There are four common scenarios where you may be required to file tax returns in the United States. I'm talking to Canadian citizens and residents here - not those with U.S. citizenship (who are always required to file; see my article from last week).
1. Green Card Holders
First, if you're a green card holder, you're treated like a U.S. citizen from a tax perspective and the Internal Revenue Service expects you to file tax returns annually in the U.S.
If you own a U.S. rental property you should plan on filing in the U.S. annually. You'll be subject to a 30-per-cent withholding tax on rents you collect (your tenants are required to remit this amount to the IRS). Instead, you can elect to file a U.S. tax return and report your rental income and expenses, using the "net rental income method" of reporting. This will likely allow you to pay less tax. So, you'll need to file a U.S. tax return (Form 1040NR) to be entitled to use the net rental income method. File this return by June 15 following the tax year in question.
3. Time in the U.S.

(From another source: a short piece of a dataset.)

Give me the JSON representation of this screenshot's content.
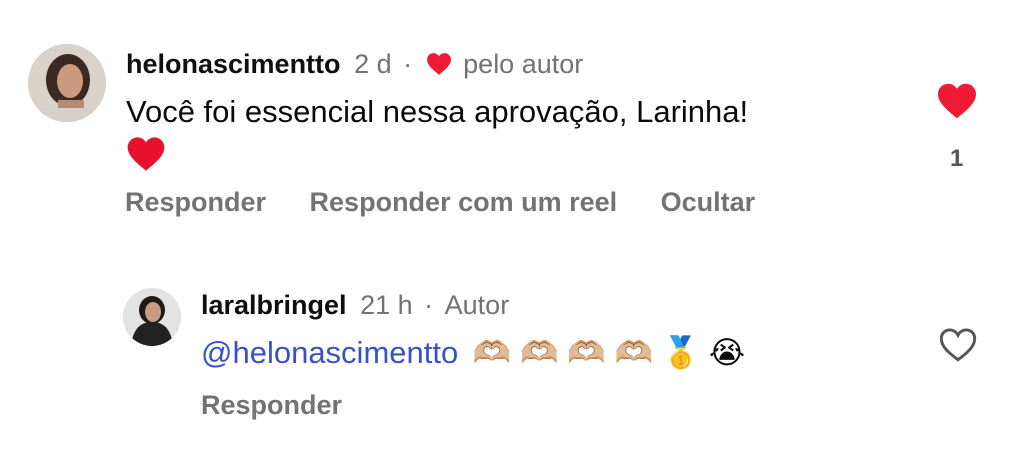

If you spend a lot of time in the U.S., you might meet the "substantial presence test", which will deem you to be a U.S. resident for tax purposes, and require you to file a tax return. Here's the deal: Add up the number of days you spent in the U.S. in the current year, plus one third of the days in the prior year, plus one sixth of the days in the year before that. If the total comes to 183 days or more, and you're present in the U.S. for more than 30 days in the current year, then you've met the SPT. If you spend more than 122 days (about four months) on average in the U.S. each year, the math will work against you and you'll be caught under the SPT.
Now, even if you meet the SPT, you can escape the requirement to file a U.S. tax return if you have a closer connection to Canada and file U.S. Form 8840 with the IRS stating this fact. The deadline for Form 8840 is June 15 each year following the tax year in question.
4. Business in the U.S.
If you ship goods to the U.S. and title passes there, actively solicit business in the U.S., send employees to the U.S. on consulting contracts, or establish an office in the U.S., you could be considered to be carrying on business in the U.S. with a requirement to file a tax return there (Form 1040NR for individuals, or Form 1120F for corporations, both due on the 15th day of the sixth month after the business's fiscal year end). Our tax treaty does exempt you from paying tax in the U.S. unless you have a permanent establishment there, but to claim this treaty exemption you must file that tax return, along with U.S. Form 8833 disclosing that you're exempt under the treaty. And don't forget about the specific states where you're carrying on business - there may be filing requirements there too. Speak to a tax pro about it.
Keep in mind, if you've got to file a U.S. tax return, be sure you have a U.S. Individual Taxpayer Identification Number. You can obtain an ITIN number by filing U.S. Form W-7.
Income taxes aren't the only potential tax obligation south of the border. There are also U.S. estate taxes and gift taxes that can also apply. I'll talk about these next.